My favorites | Sign in
v8
Project Home Downloads Wiki Issues Source Code Search
New issue   Search
for
  Advanced search   Search tips   Subscriptions
Issue 103: javascript Array.sort() bug
4 people starred this issue and may be notified of changes. Back to list
Status:  WorkingAsIntended
Owner:  olehouga...@gmail.com
Closed:  Oct 2008


Sign in to add a comment
 
Reported by chris.f....@gmail.com, Oct 2, 2008
try running 
["50", "60", "100"].sort(function(a,b) {return Number(a)>Number(b)})

in Chrome 0.2.149.30, it gives you ["60", "100", 50"]. Huh?

in Firefox 3.0, Safari 3.1 and IE7 it gives you ["50", "60", "100"] as 
expected.
Oct 2, 2008
Project Member #1 f...@chromium.org
(No comment was entered for this change.)
Owner: olehougaard
Oct 2, 2008
#2 lrn%chro...@gtempaccount.com
It is, sortof, expected behavior - in the sense that the behavior of sort with this 
comparison function is undefined.

A comparison function for sort, given arguments a and b, must return a positive 
number if a > b, a negative number if a < b, and zero if they are equal.
See "consistent comparison function", ECMA 262,3ed, section 15.4.4.11, which
also states:
"If  comparefn is not  undefined and is not a consistent comparison function for the 
elements of this array (see below), the behaviour of  sort is implementation-
defined."

This comparison function returns true or false. When converted to a number, true 
becomes 1 and false become 0. That is, if a <= b, the sort operation considers them
equal. The problem is that the function is not symmetric: The arguments (50,60) 
returns false, which is interpreted as 50 being equal to 60, but passed as (60,50) it 
returns true, meaning that 60 > 50.

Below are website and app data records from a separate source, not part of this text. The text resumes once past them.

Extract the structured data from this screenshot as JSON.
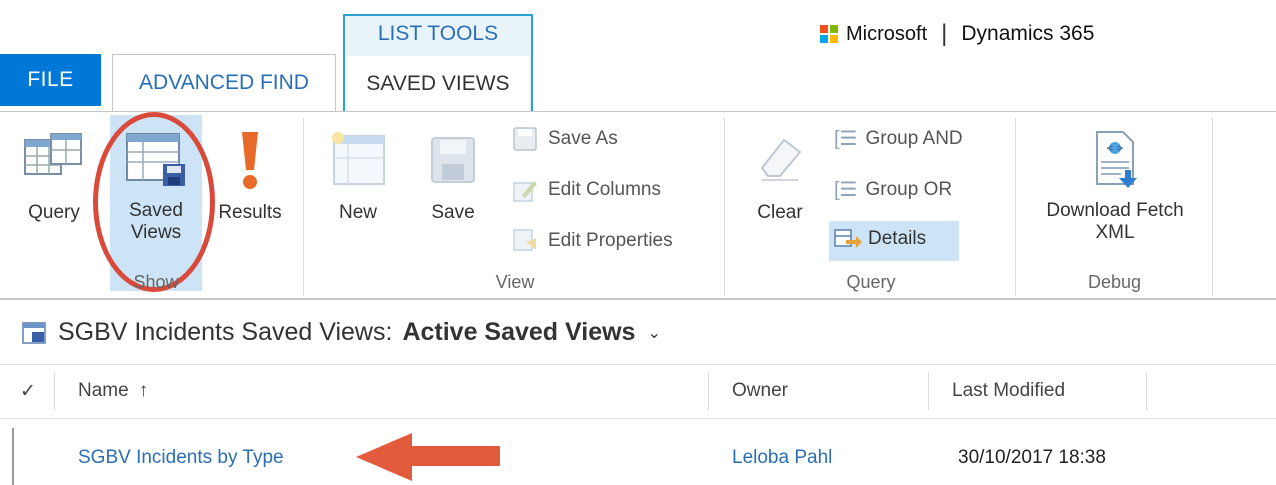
{
  "tabs": {
    "file": "FILE",
    "advanced_find": "ADVANCED FIND",
    "context_group": "LIST TOOLS",
    "saved_views": "SAVED VIEWS"
  },
  "brand": {
    "microsoft": "Microsoft",
    "separator": "|",
    "product": "Dynamics 365",
    "logo_colors": [
      "#f25022",
      "#7fba00",
      "#00a4ef",
      "#ffb900"
    ]
  },
  "ribbon": {
    "show": {
      "label": "Show",
      "query": "Query",
      "saved_views_line1": "Saved",
      "saved_views_line2": "Views",
      "results": "Results"
    },
    "view": {
      "label": "View",
      "new": "New",
      "save": "Save",
      "save_as": "Save As",
      "edit_columns": "Edit Columns",
      "edit_properties": "Edit Properties"
    },
    "query": {
      "label": "Query",
      "clear": "Clear",
      "group_and": "Group AND",
      "group_or": "Group OR",
      "details": "Details"
    },
    "debug": {
      "label": "Debug",
      "download_line1": "Download Fetch",
      "download_line2": "XML"
    }
  },
  "view": {
    "prefix": "SGBV Incidents Saved Views:",
    "active": "Active Saved Views"
  },
  "grid": {
    "columns": {
      "name": "Name",
      "owner": "Owner",
      "modified": "Last Modified"
    },
    "rows": [
      {
        "name": "SGBV Incidents by Type",
        "owner": "Leloba Pahl",
        "modified": "30/10/2017 18:38"
      }
    ]
  },
  "colors": {
    "accent": "#0078d7",
    "highlight": "#cde4f7",
    "annotation": "#d94a3a",
    "link": "#2a6fb3"
  }
}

I.e., it's a coincidence that it works anywhere (except perhaps Firefox, which does 
seem to work consistently). The comparison function is not satisfying the contract 
expected by the sort function, so whether it works or not depends entirely on the 
order of arguments that the sort routing gives to the comparison.

This example only appears to work in IE, because the initial array is already sorted. 
If you start out with an unsorted array, it doesn't sort at all:
 ["100", "50", "60"].sort(function(a,b) {return Number(a)>Number(b)})
yields [100,50,60] in IE. Opera does the same. Firefox *does* sort, though.

For a better comparison function, try:
  function cmp(a,b) { return a == b ? 0 : a < b ? -1 : 1; }
  function numberCmp(a,b) { return cmp(Number(a),Number(b)); }


Oct 2, 2008
#3 lrn%chro...@gtempaccount.com
(No comment was entered for this change.)
Status: WorkingAsIntended
Sign in to add a comment

Powered by Google Project Hosting